Talking to the Dead
Toby Olson Tampico (Austin: University of Texas Press, 2008)
Toby Olson’s tenth work of fiction, Tampico, is made up of not only a series of stories about the past and death, but is told by dying men, John, Gino, Larry, and Frank, who live at “the Manor,” a decaying hospital where these former veterans have been stashed until their deaths. As the soil beneath a nearby lighthouse and the manor nurse Kelly’s home gradually crumbles and slips toward the sea, the question one might ask is whether or not these men will outlast their temporary haven or the house fall in upon their heads. Certainly there are plans afoot to close the manor down, which might leave these old and sick men with nowhere else to go.
As these figures offer up their pasts to one another, they become a closely knit community, reliving each others’ lives even as their own lives slip away.
They were on the floor together, off in a corner on blankets, and the
the chickens were watching them. I had the door half open, and I must

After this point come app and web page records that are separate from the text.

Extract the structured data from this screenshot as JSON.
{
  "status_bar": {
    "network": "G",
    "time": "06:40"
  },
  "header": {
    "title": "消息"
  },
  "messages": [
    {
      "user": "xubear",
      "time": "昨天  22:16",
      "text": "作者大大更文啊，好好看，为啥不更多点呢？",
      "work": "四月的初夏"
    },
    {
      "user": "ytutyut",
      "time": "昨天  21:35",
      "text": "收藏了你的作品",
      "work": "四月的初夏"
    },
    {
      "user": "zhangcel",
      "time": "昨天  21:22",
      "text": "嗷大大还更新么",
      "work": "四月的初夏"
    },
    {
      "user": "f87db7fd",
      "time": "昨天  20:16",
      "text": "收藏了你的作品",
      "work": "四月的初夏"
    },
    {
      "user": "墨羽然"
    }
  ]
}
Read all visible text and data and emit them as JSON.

have heard something, her voice possibly, or seen the chicken light at
the end of its cord where she held it, wavering. I stopped there, just inches

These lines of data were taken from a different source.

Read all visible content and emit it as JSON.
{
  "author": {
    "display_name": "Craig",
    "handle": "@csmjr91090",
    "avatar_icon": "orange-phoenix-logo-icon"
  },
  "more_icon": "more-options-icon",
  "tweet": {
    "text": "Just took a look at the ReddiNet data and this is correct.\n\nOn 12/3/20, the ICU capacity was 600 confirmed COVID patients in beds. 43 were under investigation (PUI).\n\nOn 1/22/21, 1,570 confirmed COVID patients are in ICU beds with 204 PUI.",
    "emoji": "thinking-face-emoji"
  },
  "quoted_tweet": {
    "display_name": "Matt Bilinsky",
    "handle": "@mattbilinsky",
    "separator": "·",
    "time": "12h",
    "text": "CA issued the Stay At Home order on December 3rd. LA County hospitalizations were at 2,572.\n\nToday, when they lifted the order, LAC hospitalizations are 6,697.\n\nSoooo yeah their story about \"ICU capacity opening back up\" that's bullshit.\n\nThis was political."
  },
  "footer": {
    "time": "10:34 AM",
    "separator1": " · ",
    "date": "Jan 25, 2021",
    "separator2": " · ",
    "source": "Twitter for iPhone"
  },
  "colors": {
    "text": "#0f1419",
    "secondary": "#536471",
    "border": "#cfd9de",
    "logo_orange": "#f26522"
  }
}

before the door’s squeak, and heard the muffled grind of grain under the
blanket where his heels shuffled and a tapping that was the long electrical
cord striking the floor as she bucked over him, riding him, facing me, but

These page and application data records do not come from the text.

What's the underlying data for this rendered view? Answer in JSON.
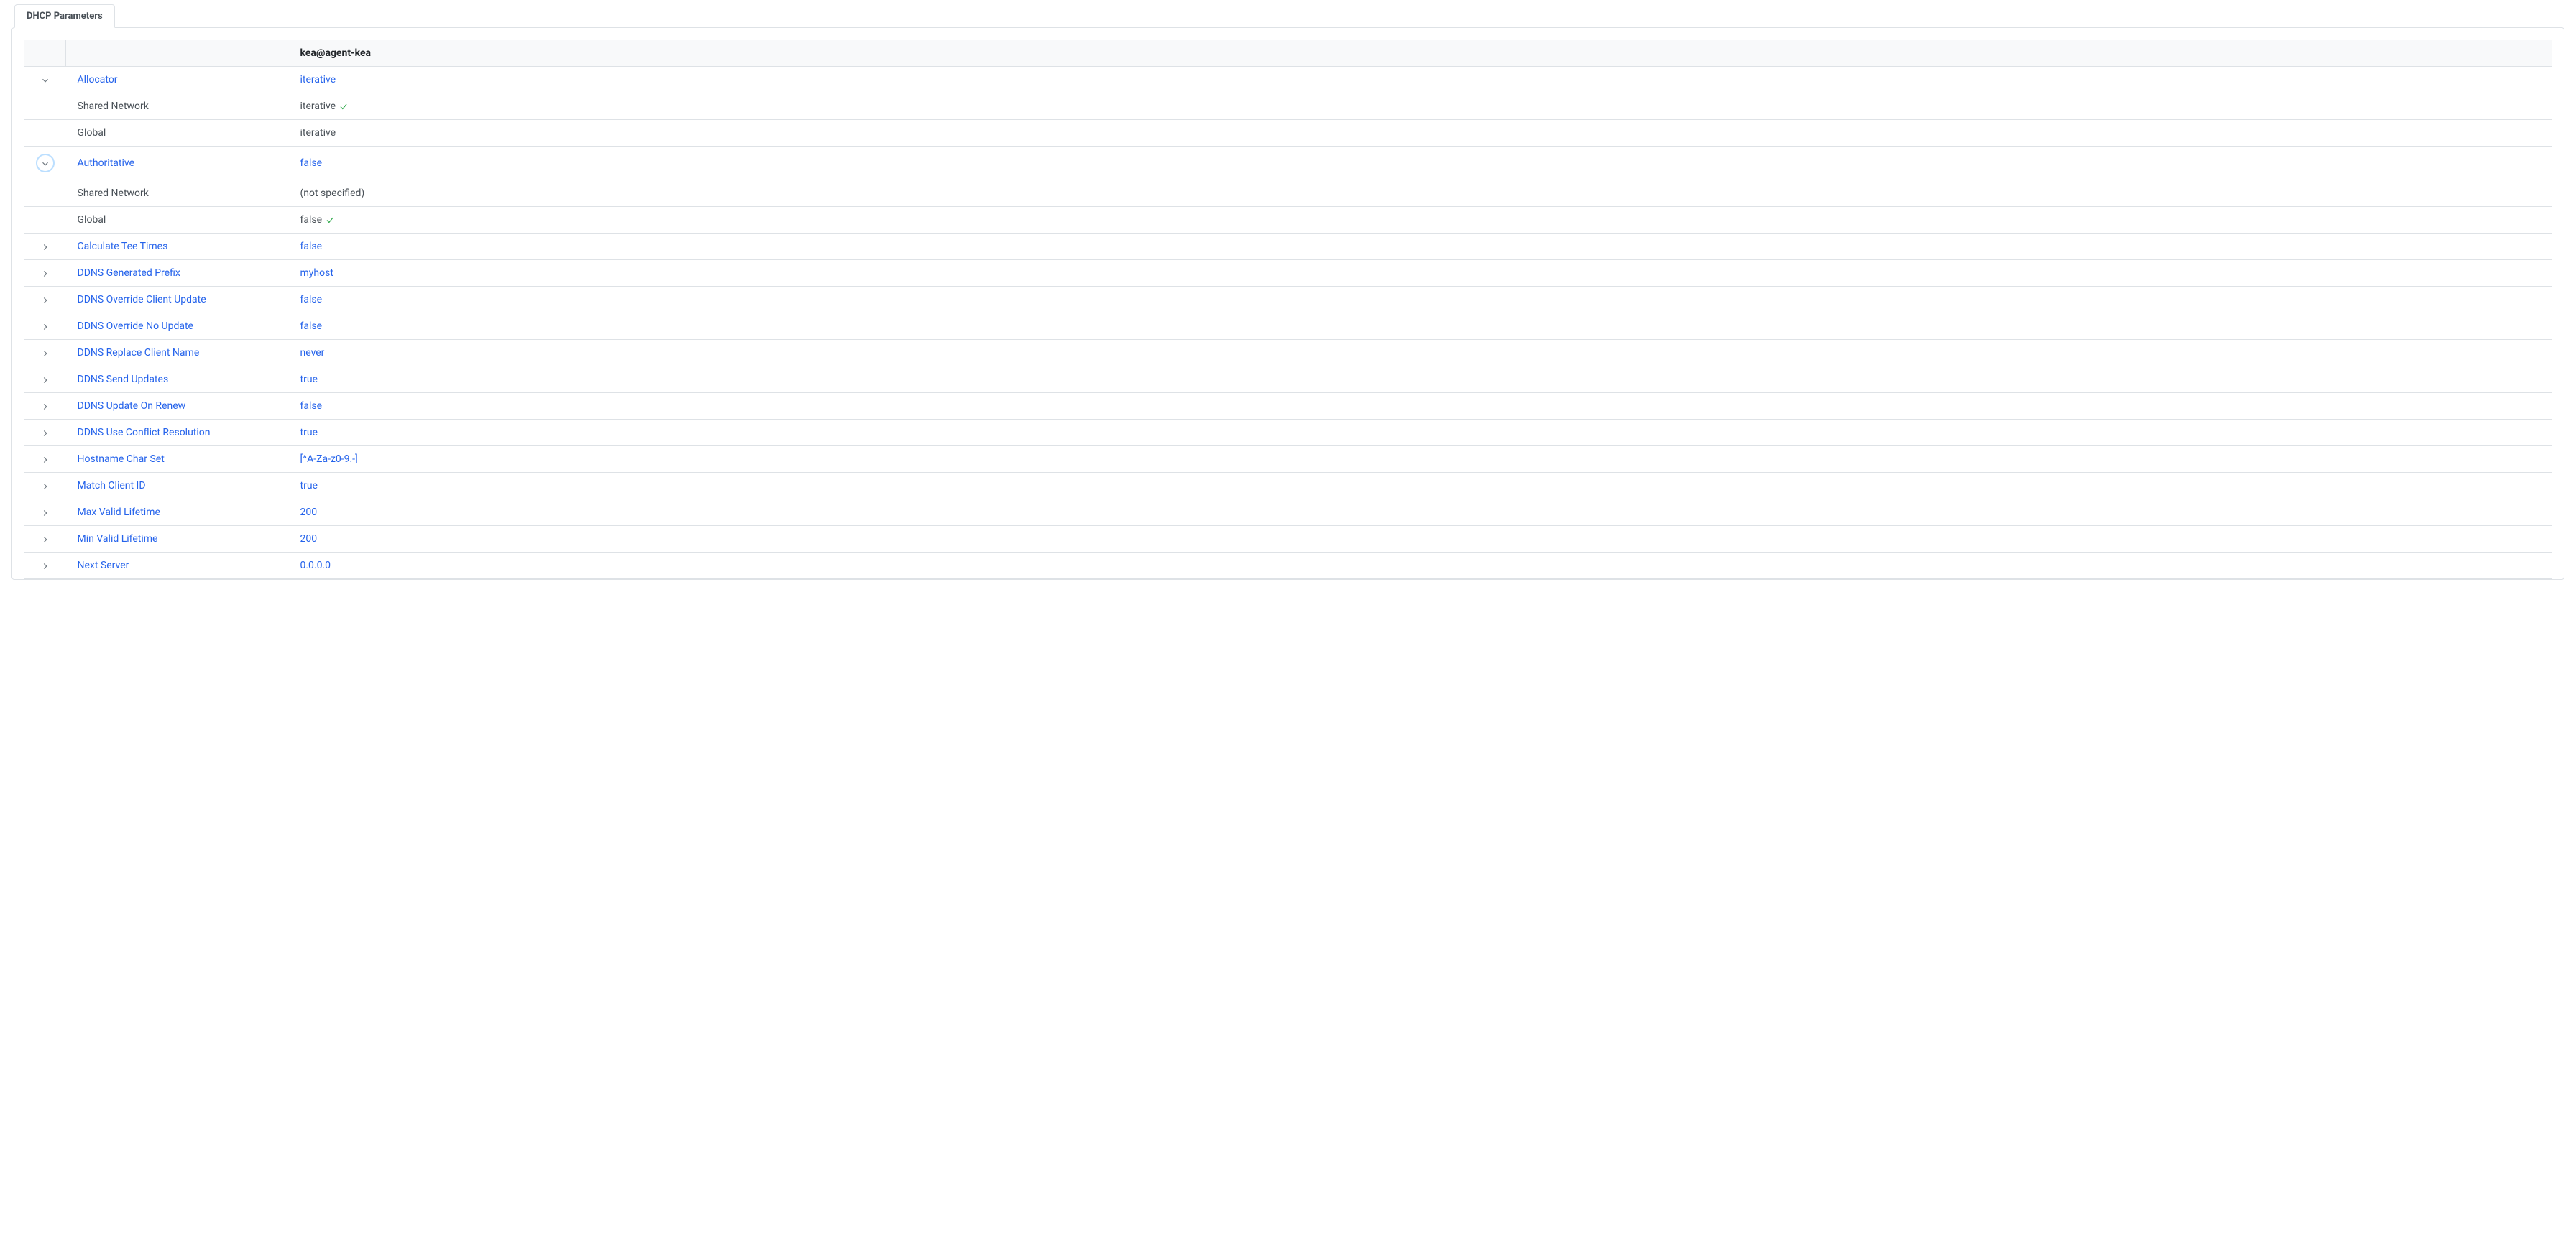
{
  "tabLabel": "DHCP Parameters",
  "headerValue": "kea@agent-kea",
  "rows": [
    {
      "expanded": true,
      "name": "Allocator",
      "value": "iterative",
      "children": [
        {
          "name": "Shared Network",
          "value": "iterative",
          "check": true
        },
        {
          "name": "Global",
          "value": "iterative",
          "check": false
        }
      ]
    },
    {
      "expanded": true,
      "focused": true,
      "name": "Authoritative",
      "value": "false",
      "children": [
        {
          "name": "Shared Network",
          "value": "(not specified)",
          "check": false
        },
        {
          "name": "Global",
          "value": "false",
          "check": true
        }
      ]
    },
    {
      "expanded": false,
      "name": "Calculate Tee Times",
      "value": "false"
    },
    {
      "expanded": false,
      "name": "DDNS Generated Prefix",
      "value": "myhost"
    },
    {
      "expanded": false,
      "name": "DDNS Override Client Update",
      "value": "false"
    },
    {
      "expanded": false,
      "name": "DDNS Override No Update",
      "value": "false"
    },
    {
      "expanded": false,
      "name": "DDNS Replace Client Name",
      "value": "never"
    },
    {
      "expanded": false,
      "name": "DDNS Send Updates",
      "value": "true"
    },
    {
      "expanded": false,
      "name": "DDNS Update On Renew",
      "value": "false"
    },
    {
      "expanded": false,
      "name": "DDNS Use Conflict Resolution",
      "value": "true"
    },
    {
      "expanded": false,
      "name": "Hostname Char Set",
      "value": "[^A-Za-z0-9.-]"
    },
    {
      "expanded": false,
      "name": "Match Client ID",
      "value": "true"
    },
    {
      "expanded": false,
      "name": "Max Valid Lifetime",
      "value": "200"
    },
    {
      "expanded": false,
      "name": "Min Valid Lifetime",
      "value": "200"
    },
    {
      "expanded": false,
      "name": "Next Server",
      "value": "0.0.0.0"
    }
  ]
}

not seeing me.
The event results in the mother’s hate of her son, and three days later, at the age of 34, she falls to the floor at the kitchen sink, dying of a heart attack.
I turned back then and the house was gone, no longer obscuring sight of the
rise above it, and I saw the oak tree shimmering above the ruins in the last
thin clouds of rising smoke. And before I saw down on the ground, then lay
down, I think I heard the sound of sirens in the distance, though it could have
been my own voice, searching for this place of dead ambition that has been within
In short, each of these men recounts stories and stories within stories of love and hate woven through with what we all must ultimately face, death itself.
They moved in their bodies for a moment, adjusting their bones under
their skins. Then they stood perfectly still in the picture that was the
picture before it was taken. …A dull thud of explosive then a brief
white light, and for a moment all their faces were illuminated skulls,
empty in dark sockets, but their teeth in those perpetual and wise grins.
The seemingly unrelated tales they have been telling have suddenly become an interwoven story of their loves and life. The past, through death, has finally been married to the present.